Freedom New Mexico
It looks as if those who constantly decry the commercialization of Christmas might have finally gotten their wish.
Those of us who ventured out for Christmas shopping this year found the crowds strangely thin and the discounts from desperate retailers surprisingly deep.
Of course, this cutback in Christmas spending — we won’t know the final statistics for some time now but we would be surprised if they are especially encouraging — is unlikely to have come from a sudden increase in spiritual awareness and a decline in materialism.
Instead, it has been a side effect of a recession that may not be as deep and wrenching as some alarmists believe but is still undeniably real. Even people who are still employed and haven’t had their pay cut feel pangs of uncertainty that have made the annual orgy of putting it on the plastic and worrying about the bills next year seem less sustainable than usual.
Countless retailers who depend on the Christmas season to seal their profitability for the year will be hurt, and of course those who have lost jobs or experienced pay cuts are hurting in ways many of us can hardly imagine. There is still time for those who still have resources to help out, remembering that the need does not end with the end of the holiday season.

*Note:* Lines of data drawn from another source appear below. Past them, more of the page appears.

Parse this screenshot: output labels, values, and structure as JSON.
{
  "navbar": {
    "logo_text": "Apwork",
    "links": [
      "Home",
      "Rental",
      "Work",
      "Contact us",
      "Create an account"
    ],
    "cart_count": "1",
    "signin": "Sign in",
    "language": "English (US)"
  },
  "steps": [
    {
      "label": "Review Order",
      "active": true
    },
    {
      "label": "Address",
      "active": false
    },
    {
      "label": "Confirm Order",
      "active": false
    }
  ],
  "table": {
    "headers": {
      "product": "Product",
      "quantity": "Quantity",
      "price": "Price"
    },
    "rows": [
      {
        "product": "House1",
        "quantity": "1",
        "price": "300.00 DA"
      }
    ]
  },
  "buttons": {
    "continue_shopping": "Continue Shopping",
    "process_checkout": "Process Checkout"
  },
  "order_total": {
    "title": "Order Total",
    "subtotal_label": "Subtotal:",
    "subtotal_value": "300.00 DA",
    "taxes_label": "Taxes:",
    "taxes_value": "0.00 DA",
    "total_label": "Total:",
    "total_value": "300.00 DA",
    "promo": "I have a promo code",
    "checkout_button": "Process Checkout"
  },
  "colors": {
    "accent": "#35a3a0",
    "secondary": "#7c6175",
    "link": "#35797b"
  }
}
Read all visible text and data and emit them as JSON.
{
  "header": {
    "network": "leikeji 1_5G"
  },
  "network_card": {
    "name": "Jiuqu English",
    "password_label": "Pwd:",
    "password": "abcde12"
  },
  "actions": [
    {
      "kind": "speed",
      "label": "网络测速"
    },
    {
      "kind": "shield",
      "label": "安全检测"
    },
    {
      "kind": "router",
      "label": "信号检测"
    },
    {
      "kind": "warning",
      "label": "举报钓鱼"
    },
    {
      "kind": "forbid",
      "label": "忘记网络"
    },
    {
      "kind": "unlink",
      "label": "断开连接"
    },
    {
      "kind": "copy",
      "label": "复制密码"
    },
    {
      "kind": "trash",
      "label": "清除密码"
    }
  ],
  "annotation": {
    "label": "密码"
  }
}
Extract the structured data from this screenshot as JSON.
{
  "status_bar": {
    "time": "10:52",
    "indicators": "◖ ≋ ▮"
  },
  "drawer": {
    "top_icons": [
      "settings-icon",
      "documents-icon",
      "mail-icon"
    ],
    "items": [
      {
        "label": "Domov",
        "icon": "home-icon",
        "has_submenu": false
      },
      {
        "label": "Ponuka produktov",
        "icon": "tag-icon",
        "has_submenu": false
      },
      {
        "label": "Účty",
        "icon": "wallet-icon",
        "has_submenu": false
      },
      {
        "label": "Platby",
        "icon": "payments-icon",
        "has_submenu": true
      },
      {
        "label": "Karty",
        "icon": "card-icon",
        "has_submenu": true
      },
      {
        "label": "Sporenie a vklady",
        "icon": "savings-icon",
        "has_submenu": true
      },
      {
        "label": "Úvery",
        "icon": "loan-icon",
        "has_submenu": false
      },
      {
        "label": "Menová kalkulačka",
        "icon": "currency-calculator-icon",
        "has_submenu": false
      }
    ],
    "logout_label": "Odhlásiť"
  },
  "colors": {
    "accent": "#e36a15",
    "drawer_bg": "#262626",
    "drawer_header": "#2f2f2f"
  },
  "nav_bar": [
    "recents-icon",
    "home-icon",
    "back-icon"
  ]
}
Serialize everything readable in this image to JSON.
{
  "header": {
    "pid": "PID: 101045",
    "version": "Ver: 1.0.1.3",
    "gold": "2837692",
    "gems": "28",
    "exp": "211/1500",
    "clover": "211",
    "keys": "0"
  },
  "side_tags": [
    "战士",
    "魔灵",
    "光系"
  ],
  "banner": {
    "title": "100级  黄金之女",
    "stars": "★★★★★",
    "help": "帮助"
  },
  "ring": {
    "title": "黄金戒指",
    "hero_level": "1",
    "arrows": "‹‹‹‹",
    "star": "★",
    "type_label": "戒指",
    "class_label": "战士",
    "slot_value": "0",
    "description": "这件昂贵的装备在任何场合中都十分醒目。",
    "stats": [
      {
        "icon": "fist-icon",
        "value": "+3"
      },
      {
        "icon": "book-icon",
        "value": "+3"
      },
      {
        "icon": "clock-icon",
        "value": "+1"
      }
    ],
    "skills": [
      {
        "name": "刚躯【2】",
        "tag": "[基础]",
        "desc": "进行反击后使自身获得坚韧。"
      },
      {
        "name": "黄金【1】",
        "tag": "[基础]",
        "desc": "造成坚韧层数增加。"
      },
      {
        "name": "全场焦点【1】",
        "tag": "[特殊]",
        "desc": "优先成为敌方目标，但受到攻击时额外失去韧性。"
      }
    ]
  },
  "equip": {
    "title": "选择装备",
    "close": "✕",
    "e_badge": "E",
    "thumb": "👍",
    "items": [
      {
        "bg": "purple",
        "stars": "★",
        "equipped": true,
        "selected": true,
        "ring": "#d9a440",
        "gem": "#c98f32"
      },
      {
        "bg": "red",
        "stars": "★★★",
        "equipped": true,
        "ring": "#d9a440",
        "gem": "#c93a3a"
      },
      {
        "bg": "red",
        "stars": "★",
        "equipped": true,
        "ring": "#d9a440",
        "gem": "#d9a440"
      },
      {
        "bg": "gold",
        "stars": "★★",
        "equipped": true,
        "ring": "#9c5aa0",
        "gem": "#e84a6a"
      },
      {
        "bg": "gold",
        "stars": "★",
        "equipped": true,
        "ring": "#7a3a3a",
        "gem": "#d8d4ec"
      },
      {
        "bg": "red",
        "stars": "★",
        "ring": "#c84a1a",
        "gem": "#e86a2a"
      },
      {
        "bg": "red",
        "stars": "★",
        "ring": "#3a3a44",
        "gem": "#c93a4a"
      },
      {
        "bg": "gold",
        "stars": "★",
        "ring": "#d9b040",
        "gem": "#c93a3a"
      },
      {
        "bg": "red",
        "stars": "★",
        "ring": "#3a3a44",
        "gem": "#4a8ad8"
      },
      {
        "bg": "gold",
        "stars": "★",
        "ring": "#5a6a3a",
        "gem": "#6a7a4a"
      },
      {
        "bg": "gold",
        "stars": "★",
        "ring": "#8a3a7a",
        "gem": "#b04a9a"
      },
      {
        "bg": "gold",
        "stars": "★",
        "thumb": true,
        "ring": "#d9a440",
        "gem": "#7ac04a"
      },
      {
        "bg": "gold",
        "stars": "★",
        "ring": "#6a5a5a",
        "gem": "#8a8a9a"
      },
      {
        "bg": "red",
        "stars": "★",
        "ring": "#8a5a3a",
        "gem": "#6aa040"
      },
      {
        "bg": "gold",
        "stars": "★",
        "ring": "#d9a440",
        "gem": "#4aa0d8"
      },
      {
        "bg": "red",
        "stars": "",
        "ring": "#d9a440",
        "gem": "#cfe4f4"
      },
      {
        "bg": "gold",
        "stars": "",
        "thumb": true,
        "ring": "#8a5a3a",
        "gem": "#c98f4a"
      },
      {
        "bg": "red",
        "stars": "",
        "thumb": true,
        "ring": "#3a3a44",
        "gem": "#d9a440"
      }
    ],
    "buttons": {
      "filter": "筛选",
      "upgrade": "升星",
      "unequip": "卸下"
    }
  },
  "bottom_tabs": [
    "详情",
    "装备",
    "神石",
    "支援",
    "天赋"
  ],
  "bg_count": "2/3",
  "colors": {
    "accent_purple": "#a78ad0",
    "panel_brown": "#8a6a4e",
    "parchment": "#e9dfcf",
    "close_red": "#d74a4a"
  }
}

This might also be a good year to contemplate just how unlikely and yet inspiring is the Christmas story.
Christmas, of course, celebrates the birth of Jesus, who, Christians believe, came to earth to save humankind from its multifarious sins and transgressions, to offer hope of salvation to those who believe.
If one thinks as the world does, one might have expected such an important child, destined to be the savior of the world, to have been born in a royal palace, surrounded by servants and luxurious trappings. And surely such a personage would be born in one of the imperial political capitals of the world at the time.
Yet Jesus was born in a politically insignificant backwater of the leading empire of the time, Rome — a province acquired almost off-handedly and noted mainly for its capacity to irritate its rulers rather than contributing much to their splendor.
Instead of being born in a royal palace, Jesus was born in a stable or a cave, his parents having been turned away from every decent inn in town. His earthly parents were not notables even in their local region, but modest people.
His birth was not announced to the political leaders and luminaries of society, but to a band of shepherds — an important occupation in a land where sheep were important both economically and symbolically, but hardly a high-status occupation.
The birth of Jesus, then, was not only an affront to the powerful of the earth, but a direct challenge to their self-importance. The child who would be proclaimed the Son of God came from the meek and lowly of the earth and sent the message that God placed no importance on worldly power or riches.
Whether one is a believing Christian or not, these insights into the nature of the God Christians profess — often enough only faintly understood or almost completely misunderstood by believers themselves — offer an important window into authentic Christianity.
If this year of uncertainty and vague fear is an occasion to help us understand the truly valuable things of this life are not found in power and riches but in our relationships — in our capacity to cherish our families, love our neighbors, stretch out a helping hand to those less fortunate, and seek reconciliation with those who would be our enemies — perhaps it will be a rich and blessed Christmas after all.